## [Exercise objective]
Output every record again so that it matches the original word for word.

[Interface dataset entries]
BEGIN
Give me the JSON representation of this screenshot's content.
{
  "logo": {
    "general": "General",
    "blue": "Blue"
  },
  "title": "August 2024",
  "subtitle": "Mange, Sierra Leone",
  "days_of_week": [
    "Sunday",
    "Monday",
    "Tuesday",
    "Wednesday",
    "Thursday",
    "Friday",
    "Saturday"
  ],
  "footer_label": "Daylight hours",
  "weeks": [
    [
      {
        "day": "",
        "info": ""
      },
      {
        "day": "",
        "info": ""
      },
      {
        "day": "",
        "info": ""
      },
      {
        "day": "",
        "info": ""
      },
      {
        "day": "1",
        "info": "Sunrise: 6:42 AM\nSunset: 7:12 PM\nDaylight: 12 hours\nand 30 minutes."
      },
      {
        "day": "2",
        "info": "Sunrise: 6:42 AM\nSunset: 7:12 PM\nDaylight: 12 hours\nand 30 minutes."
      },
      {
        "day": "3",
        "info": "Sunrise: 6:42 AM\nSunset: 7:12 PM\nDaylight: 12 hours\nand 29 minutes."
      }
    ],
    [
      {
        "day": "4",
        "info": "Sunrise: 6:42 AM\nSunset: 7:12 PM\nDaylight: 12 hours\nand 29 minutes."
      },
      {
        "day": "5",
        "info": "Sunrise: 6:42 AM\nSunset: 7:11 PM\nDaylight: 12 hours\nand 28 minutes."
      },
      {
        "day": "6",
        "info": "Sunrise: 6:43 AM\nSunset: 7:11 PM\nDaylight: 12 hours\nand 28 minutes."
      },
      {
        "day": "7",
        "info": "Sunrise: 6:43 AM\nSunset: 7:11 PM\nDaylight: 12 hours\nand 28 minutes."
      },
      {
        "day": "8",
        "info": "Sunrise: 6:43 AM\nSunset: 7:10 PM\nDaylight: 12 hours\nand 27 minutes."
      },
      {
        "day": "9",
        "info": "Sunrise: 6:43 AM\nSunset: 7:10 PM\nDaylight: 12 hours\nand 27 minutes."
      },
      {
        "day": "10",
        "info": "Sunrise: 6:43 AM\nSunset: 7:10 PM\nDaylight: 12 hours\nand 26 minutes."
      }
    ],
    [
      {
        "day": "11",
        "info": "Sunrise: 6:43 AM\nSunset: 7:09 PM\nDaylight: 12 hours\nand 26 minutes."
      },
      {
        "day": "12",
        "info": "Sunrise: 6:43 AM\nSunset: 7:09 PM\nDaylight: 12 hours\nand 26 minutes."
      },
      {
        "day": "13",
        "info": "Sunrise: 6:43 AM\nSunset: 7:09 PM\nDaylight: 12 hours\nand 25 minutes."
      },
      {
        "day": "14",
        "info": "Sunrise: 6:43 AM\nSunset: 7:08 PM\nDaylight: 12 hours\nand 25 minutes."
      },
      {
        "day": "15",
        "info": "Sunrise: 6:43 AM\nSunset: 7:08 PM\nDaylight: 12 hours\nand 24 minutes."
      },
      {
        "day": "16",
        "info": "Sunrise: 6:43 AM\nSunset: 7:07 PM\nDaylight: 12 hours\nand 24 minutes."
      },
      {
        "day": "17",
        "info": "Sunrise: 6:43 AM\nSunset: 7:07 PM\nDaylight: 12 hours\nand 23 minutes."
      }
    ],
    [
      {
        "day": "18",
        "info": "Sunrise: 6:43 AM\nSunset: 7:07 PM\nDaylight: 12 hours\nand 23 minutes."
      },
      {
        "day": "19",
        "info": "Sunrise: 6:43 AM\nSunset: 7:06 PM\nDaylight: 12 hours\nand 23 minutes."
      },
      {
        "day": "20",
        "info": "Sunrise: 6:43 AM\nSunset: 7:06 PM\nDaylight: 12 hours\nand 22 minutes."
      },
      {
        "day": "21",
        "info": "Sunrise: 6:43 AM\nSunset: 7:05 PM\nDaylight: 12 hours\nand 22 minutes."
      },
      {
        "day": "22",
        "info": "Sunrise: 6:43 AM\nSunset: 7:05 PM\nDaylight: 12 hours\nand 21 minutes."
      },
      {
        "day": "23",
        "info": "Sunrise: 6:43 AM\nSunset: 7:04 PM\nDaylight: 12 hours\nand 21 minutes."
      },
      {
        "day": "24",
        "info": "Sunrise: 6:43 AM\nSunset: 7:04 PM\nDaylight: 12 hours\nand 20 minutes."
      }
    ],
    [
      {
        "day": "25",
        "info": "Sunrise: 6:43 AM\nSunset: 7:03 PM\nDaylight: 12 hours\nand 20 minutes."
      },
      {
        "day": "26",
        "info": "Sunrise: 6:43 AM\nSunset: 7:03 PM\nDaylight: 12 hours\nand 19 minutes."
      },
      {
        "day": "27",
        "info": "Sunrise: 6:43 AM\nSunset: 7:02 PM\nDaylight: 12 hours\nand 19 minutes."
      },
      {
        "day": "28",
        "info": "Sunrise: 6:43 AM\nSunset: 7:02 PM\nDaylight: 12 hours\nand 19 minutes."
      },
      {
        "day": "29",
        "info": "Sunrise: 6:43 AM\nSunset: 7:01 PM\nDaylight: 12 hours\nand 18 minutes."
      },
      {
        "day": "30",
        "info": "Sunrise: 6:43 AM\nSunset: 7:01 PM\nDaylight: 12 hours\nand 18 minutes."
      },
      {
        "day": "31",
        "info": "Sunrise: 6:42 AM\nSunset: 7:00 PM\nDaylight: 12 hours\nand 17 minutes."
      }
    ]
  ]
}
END
## [Task result]
Give me the JSON representation of this screenshot's content.
{
  "logo": {
    "general": "General",
    "blue": "Blue"
  },
  "title": "August 2024",
  "subtitle": "Mange, Sierra Leone",
  "days_of_week": [
    "Sunday",
    "Monday",
    "Tuesday",
    "Wednesday",
    "Thursday",
    "Friday",
    "Saturday"
  ],
  "footer_label": "Daylight hours",
  "weeks": [
    [
      {
        "day": "",
        "info": ""
      },
      {
        "day": "",
        "info": ""
      },
      {
        "day": "",
        "info": ""
      },
      {
        "day": "",
        "info": ""
      },
      {
        "day": "1",
        "info": "Sunrise: 6:42 AM\nSunset: 7:12 PM\nDaylight: 12 hours\nand 30 minutes."
      },
      {
        "day": "2",
        "info": "Sunrise: 6:42 AM\nSunset: 7:12 PM\nDaylight: 12 hours\nand 30 minutes."
      },
      {
        "day": "3",
        "info": "Sunrise: 6:42 AM\nSunset: 7:12 PM\nDaylight: 12 hours\nand 29 minutes."
      }
    ],
    [
      {
        "day": "4",
        "info": "Sunrise: 6:42 AM\nSunset: 7:12 PM\nDaylight: 12 hours\nand 29 minutes."
      },
      {
        "day": "5",
        "info": "Sunrise: 6:42 AM\nSunset: 7:11 PM\nDaylight: 12 hours\nand 28 minutes."
      },
      {
        "day": "6",
        "info": "Sunrise: 6:43 AM\nSunset: 7:11 PM\nDaylight: 12 hours\nand 28 minutes."
      },
      {
        "day": "7",
        "info": "Sunrise: 6:43 AM\nSunset: 7:11 PM\nDaylight: 12 hours\nand 28 minutes."
      },
      {
        "day": "8",
        "info": "Sunrise: 6:43 AM\nSunset: 7:10 PM\nDaylight: 12 hours\nand 27 minutes."
      },
      {
        "day": "9",
        "info": "Sunrise: 6:43 AM\nSunset: 7:10 PM\nDaylight: 12 hours\nand 27 minutes."
      },
      {
        "day": "10",
        "info": "Sunrise: 6:43 AM\nSunset: 7:10 PM\nDaylight: 12 hours\nand 26 minutes."
      }
    ],
    [
      {
        "day": "11",
        "info": "Sunrise: 6:43 AM\nSunset: 7:09 PM\nDaylight: 12 hours\nand 26 minutes."
      },
      {
        "day": "12",
        "info": "Sunrise: 6:43 AM\nSunset: 7:09 PM\nDaylight: 12 hours\nand 26 minutes."
      },
      {
        "day": "13",
        "info": "Sunrise: 6:43 AM\nSunset: 7:09 PM\nDaylight: 12 hours\nand 25 minutes."
      },
      {
        "day": "14",
        "info": "Sunrise: 6:43 AM\nSunset: 7:08 PM\nDaylight: 12 hours\nand 25 minutes."
      },
      {
        "day": "15",
        "info": "Sunrise: 6:43 AM\nSunset: 7:08 PM\nDaylight: 12 hours\nand 24 minutes."
      },
      {
        "day": "16",
        "info": "Sunrise: 6:43 AM\nSunset: 7:07 PM\nDaylight: 12 hours\nand 24 minutes."
      },
      {
        "day": "17",
        "info": "Sunrise: 6:43 AM\nSunset: 7:07 PM\nDaylight: 12 hours\nand 23 minutes."
      }
    ],
    [
      {
        "day": "18",
        "info": "Sunrise: 6:43 AM\nSunset: 7:07 PM\nDaylight: 12 hours\nand 23 minutes."
      },
      {
        "day": "19",
        "info": "Sunrise: 6:43 AM\nSunset: 7:06 PM\nDaylight: 12 hours\nand 23 minutes."
      },
      {
        "day": "20",
        "info": "Sunrise: 6:43 AM\nSunset: 7:06 PM\nDaylight: 12 hours\nand 22 minutes."
      },
      {
        "day": "21",
        "info": "Sunrise: 6:43 AM\nSunset: 7:05 PM\nDaylight: 12 hours\nand 22 minutes."
      },
      {
        "day": "22",
        "info": "Sunrise: 6:43 AM\nSunset: 7:05 PM\nDaylight: 12 hours\nand 21 minutes."
      },
      {
        "day": "23",
        "info": "Sunrise: 6:43 AM\nSunset: 7:04 PM\nDaylight: 12 hours\nand 21 minutes."
      },
      {
        "day": "24",
        "info": "Sunrise: 6:43 AM\nSunset: 7:04 PM\nDaylight: 12 hours\nand 20 minutes."
      }
    ],
    [
      {
        "day": "25",
        "info": "Sunrise: 6:43 AM\nSunset: 7:03 PM\nDaylight: 12 hours\nand 20 minutes."
      },
      {
        "day": "26",
        "info": "Sunrise: 6:43 AM\nSunset: 7:03 PM\nDaylight: 12 hours\nand 19 minutes."
      },
      {
        "day": "27",
        "info": "Sunrise: 6:43 AM\nSunset: 7:02 PM\nDaylight: 12 hours\nand 19 minutes."
      },
      {
        "day": "28",
        "info": "Sunrise: 6:43 AM\nSunset: 7:02 PM\nDaylight: 12 hours\nand 19 minutes."
      },
      {
        "day": "29",
        "info": "Sunrise: 6:43 AM\nSunset: 7:01 PM\nDaylight: 12 hours\nand 18 minutes."
      },
      {
        "day": "30",
        "info": "Sunrise: 6:43 AM\nSunset: 7:01 PM\nDaylight: 12 hours\nand 18 minutes."
      },
      {
        "day": "31",
        "info": "Sunrise: 6:42 AM\nSunset: 7:00 PM\nDaylight: 12 hours\nand 17 minutes."
      }
    ]
  ]
}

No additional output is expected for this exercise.